Go through the data below and copy each line where the word "this" occurs.

______________________________

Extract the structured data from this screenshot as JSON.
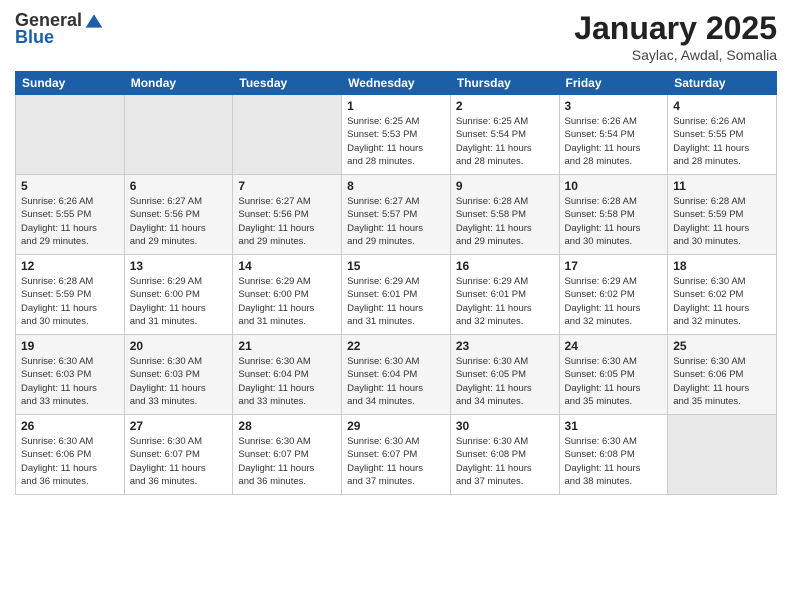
{
  "logo": {
    "general": "General",
    "blue": "Blue"
  },
  "header": {
    "month": "January 2025",
    "location": "Saylac, Awdal, Somalia"
  },
  "weekdays": [
    "Sunday",
    "Monday",
    "Tuesday",
    "Wednesday",
    "Thursday",
    "Friday",
    "Saturday"
  ],
  "weeks": [
    [
      {
        "day": "",
        "info": ""
      },
      {
        "day": "",
        "info": ""
      },
      {
        "day": "",
        "info": ""
      },
      {
        "day": "1",
        "info": "Sunrise: 6:25 AM\nSunset: 5:53 PM\nDaylight: 11 hours\nand 28 minutes."
      },
      {
        "day": "2",
        "info": "Sunrise: 6:25 AM\nSunset: 5:54 PM\nDaylight: 11 hours\nand 28 minutes."
      },
      {
        "day": "3",
        "info": "Sunrise: 6:26 AM\nSunset: 5:54 PM\nDaylight: 11 hours\nand 28 minutes."
      },
      {
        "day": "4",
        "info": "Sunrise: 6:26 AM\nSunset: 5:55 PM\nDaylight: 11 hours\nand 28 minutes."
      }
    ],
    [
      {
        "day": "5",
        "info": "Sunrise: 6:26 AM\nSunset: 5:55 PM\nDaylight: 11 hours\nand 29 minutes."
      },
      {
        "day": "6",
        "info": "Sunrise: 6:27 AM\nSunset: 5:56 PM\nDaylight: 11 hours\nand 29 minutes."
      },
      {
        "day": "7",
        "info": "Sunrise: 6:27 AM\nSunset: 5:56 PM\nDaylight: 11 hours\nand 29 minutes."
      },
      {
        "day": "8",
        "info": "Sunrise: 6:27 AM\nSunset: 5:57 PM\nDaylight: 11 hours\nand 29 minutes."
      },
      {
        "day": "9",
        "info": "Sunrise: 6:28 AM\nSunset: 5:58 PM\nDaylight: 11 hours\nand 29 minutes."
      },
      {
        "day": "10",
        "info": "Sunrise: 6:28 AM\nSunset: 5:58 PM\nDaylight: 11 hours\nand 30 minutes."
      },
      {
        "day": "11",
        "info": "Sunrise: 6:28 AM\nSunset: 5:59 PM\nDaylight: 11 hours\nand 30 minutes."
      }
    ],
    [
      {
        "day": "12",
        "info": "Sunrise: 6:28 AM\nSunset: 5:59 PM\nDaylight: 11 hours\nand 30 minutes."
      },
      {
        "day": "13",
        "info": "Sunrise: 6:29 AM\nSunset: 6:00 PM\nDaylight: 11 hours\nand 31 minutes."
      },
      {
        "day": "14",
        "info": "Sunrise: 6:29 AM\nSunset: 6:00 PM\nDaylight: 11 hours\nand 31 minutes."
      },
      {
        "day": "15",
        "info": "Sunrise: 6:29 AM\nSunset: 6:01 PM\nDaylight: 11 hours\nand 31 minutes."
      },
      {
        "day": "16",
        "info": "Sunrise: 6:29 AM\nSunset: 6:01 PM\nDaylight: 11 hours\nand 32 minutes."
      },
      {
        "day": "17",
        "info": "Sunrise: 6:29 AM\nSunset: 6:02 PM\nDaylight: 11 hours\nand 32 minutes."
      },
      {
        "day": "18",
        "info": "Sunrise: 6:30 AM\nSunset: 6:02 PM\nDaylight: 11 hours\nand 32 minutes."
      }
    ],
    [
      {
        "day": "19",
        "info": "Sunrise: 6:30 AM\nSunset: 6:03 PM\nDaylight: 11 hours\nand 33 minutes."
      },
      {
        "day": "20",
        "info": "Sunrise: 6:30 AM\nSunset: 6:03 PM\nDaylight: 11 hours\nand 33 minutes."
      },
      {
        "day": "21",
        "info": "Sunrise: 6:30 AM\nSunset: 6:04 PM\nDaylight: 11 hours\nand 33 minutes."
      },
      {
        "day": "22",
        "info": "Sunrise: 6:30 AM\nSunset: 6:04 PM\nDaylight: 11 hours\nand 34 minutes."
      },
      {
        "day": "23",
        "info": "Sunrise: 6:30 AM\nSunset: 6:05 PM\nDaylight: 11 hours\nand 34 minutes."
      },
      {
        "day": "24",
        "info": "Sunrise: 6:30 AM\nSunset: 6:05 PM\nDaylight: 11 hours\nand 35 minutes."
      },
      {
        "day": "25",
        "info": "Sunrise: 6:30 AM\nSunset: 6:06 PM\nDaylight: 11 hours\nand 35 minutes."
      }
    ],
    [
      {
        "day": "26",
        "info": "Sunrise: 6:30 AM\nSunset: 6:06 PM\nDaylight: 11 hours\nand 36 minutes."
      },
      {
        "day": "27",
        "info": "Sunrise: 6:30 AM\nSunset: 6:07 PM\nDaylight: 11 hours\nand 36 minutes."
      },
      {
        "day": "28",
        "info": "Sunrise: 6:30 AM\nSunset: 6:07 PM\nDaylight: 11 hours\nand 36 minutes."
      },
      {
        "day": "29",
        "info": "Sunrise: 6:30 AM\nSunset: 6:07 PM\nDaylight: 11 hours\nand 37 minutes."
      },
      {
        "day": "30",
        "info": "Sunrise: 6:30 AM\nSunset: 6:08 PM\nDaylight: 11 hours\nand 37 minutes."
      },
      {
        "day": "31",
        "info": "Sunrise: 6:30 AM\nSunset: 6:08 PM\nDaylight: 11 hours\nand 38 minutes."
      },
      {
        "day": "",
        "info": ""
      }
    ]
  ]
}
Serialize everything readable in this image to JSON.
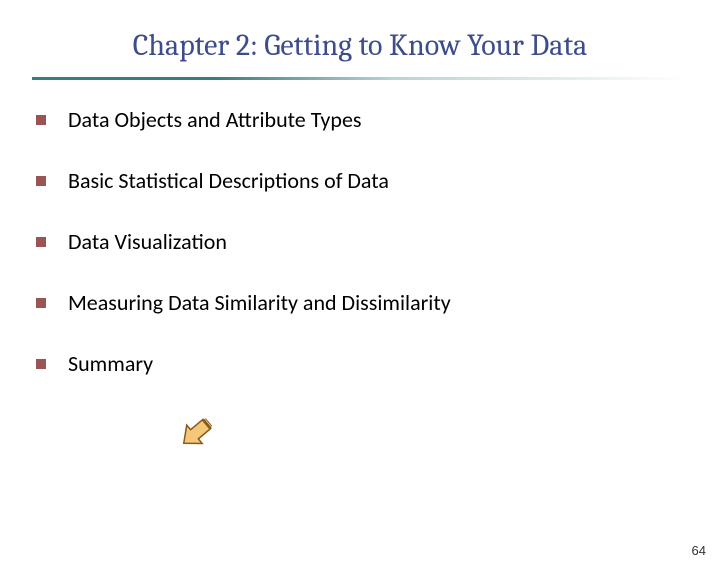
{
  "title": "Chapter 2: Getting to Know Your Data",
  "bullets": [
    "Data Objects and Attribute Types",
    "Basic Statistical Descriptions of Data",
    "Data Visualization",
    "Measuring Data Similarity and Dissimilarity",
    "Summary"
  ],
  "page_number": "64"
}
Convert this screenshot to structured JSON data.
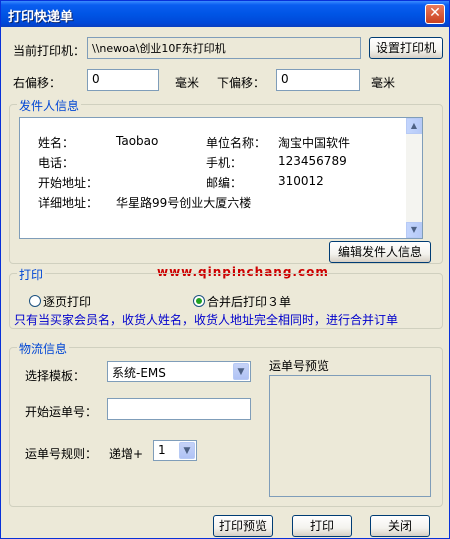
{
  "window": {
    "title": "打印快递单",
    "close_glyph": "✕"
  },
  "printer": {
    "label": "当前打印机：",
    "value": "\\\\newoa\\创业10F东打印机",
    "button": "设置打印机"
  },
  "offsets": {
    "right_label": "右偏移：",
    "right_value": "0",
    "right_unit": "毫米",
    "down_label": "下偏移：",
    "down_value": "0",
    "down_unit": "毫米"
  },
  "sender": {
    "legend": "发件人信息",
    "name_label": "姓名：",
    "name_value": "Taobao",
    "company_label": "单位名称：",
    "company_value": "淘宝中国软件",
    "phone_label": "电话：",
    "phone_value": "",
    "mobile_label": "手机：",
    "mobile_value": "123456789",
    "start_label": "开始地址：",
    "start_value": "",
    "zip_label": "邮编：",
    "zip_value": "310012",
    "address_label": "详细地址：",
    "address_value": "华星路99号创业大厦六楼",
    "edit_button": "编辑发件人信息"
  },
  "watermark": "www.qinpinchang.com",
  "print": {
    "legend": "打印",
    "option1": "逐页打印",
    "option2": "合并后打印３单",
    "selected": "option2",
    "note": "只有当买家会员名，收货人姓名，收货人地址完全相同时，进行合并订单"
  },
  "logistics": {
    "legend": "物流信息",
    "template_label": "选择模板：",
    "template_value": "系统-EMS",
    "start_no_label": "开始运单号：",
    "start_no_value": "",
    "rule_label": "运单号规则：",
    "rule_prefix": "递增+",
    "rule_value": "1",
    "preview_label": "运单号预览"
  },
  "buttons": {
    "preview": "打印预览",
    "print": "打印",
    "close": "关闭"
  }
}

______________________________

> Result of the exercise:
Extract the structured data from this screenshot as JSON.
Serialize everything readable in this image to JSON.
Convert this screenshot to structured JSON data.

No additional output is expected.